►

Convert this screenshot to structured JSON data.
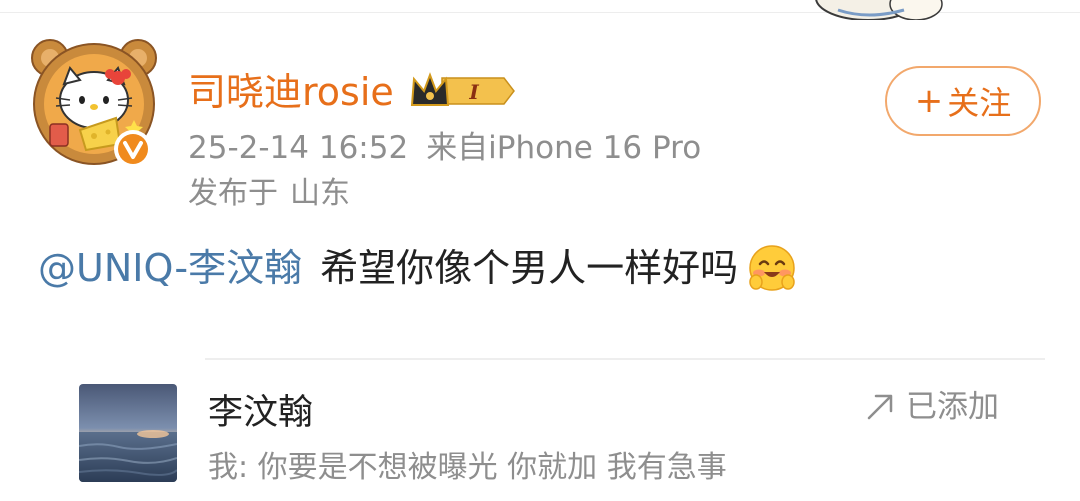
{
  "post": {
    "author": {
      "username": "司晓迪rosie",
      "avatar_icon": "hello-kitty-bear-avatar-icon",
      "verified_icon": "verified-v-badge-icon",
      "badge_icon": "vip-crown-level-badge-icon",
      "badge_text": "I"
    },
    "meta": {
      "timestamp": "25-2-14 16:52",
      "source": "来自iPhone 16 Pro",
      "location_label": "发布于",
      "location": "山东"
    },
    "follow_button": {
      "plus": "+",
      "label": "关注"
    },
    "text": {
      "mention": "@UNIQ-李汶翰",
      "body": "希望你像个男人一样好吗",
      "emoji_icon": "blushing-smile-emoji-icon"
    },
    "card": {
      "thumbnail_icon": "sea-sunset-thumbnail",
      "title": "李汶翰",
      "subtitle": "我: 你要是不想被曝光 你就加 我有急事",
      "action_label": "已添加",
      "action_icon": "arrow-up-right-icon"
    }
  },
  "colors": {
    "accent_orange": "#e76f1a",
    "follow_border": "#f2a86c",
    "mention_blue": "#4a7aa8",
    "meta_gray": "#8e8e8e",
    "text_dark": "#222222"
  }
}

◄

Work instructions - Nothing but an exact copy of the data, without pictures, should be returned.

Solution for this problem -
Convert this screenshot to structured JSON data.
{
  "post": {
    "author": {
      "username": "司晓迪rosie",
      "avatar_icon": "hello-kitty-bear-avatar-icon",
      "verified_icon": "verified-v-badge-icon",
      "badge_icon": "vip-crown-level-badge-icon",
      "badge_text": "I"
    },
    "meta": {
      "timestamp": "25-2-14 16:52",
      "source": "来自iPhone 16 Pro",
      "location_label": "发布于",
      "location": "山东"
    },
    "follow_button": {
      "plus": "+",
      "label": "关注"
    },
    "text": {
      "mention": "@UNIQ-李汶翰",
      "body": "希望你像个男人一样好吗",
      "emoji_icon": "blushing-smile-emoji-icon"
    },
    "card": {
      "thumbnail_icon": "sea-sunset-thumbnail",
      "title": "李汶翰",
      "subtitle": "我: 你要是不想被曝光 你就加 我有急事",
      "action_label": "已添加",
      "action_icon": "arrow-up-right-icon"
    }
  },
  "colors": {
    "accent_orange": "#e76f1a",
    "follow_border": "#f2a86c",
    "mention_blue": "#4a7aa8",
    "meta_gray": "#8e8e8e",
    "text_dark": "#222222"
  }
}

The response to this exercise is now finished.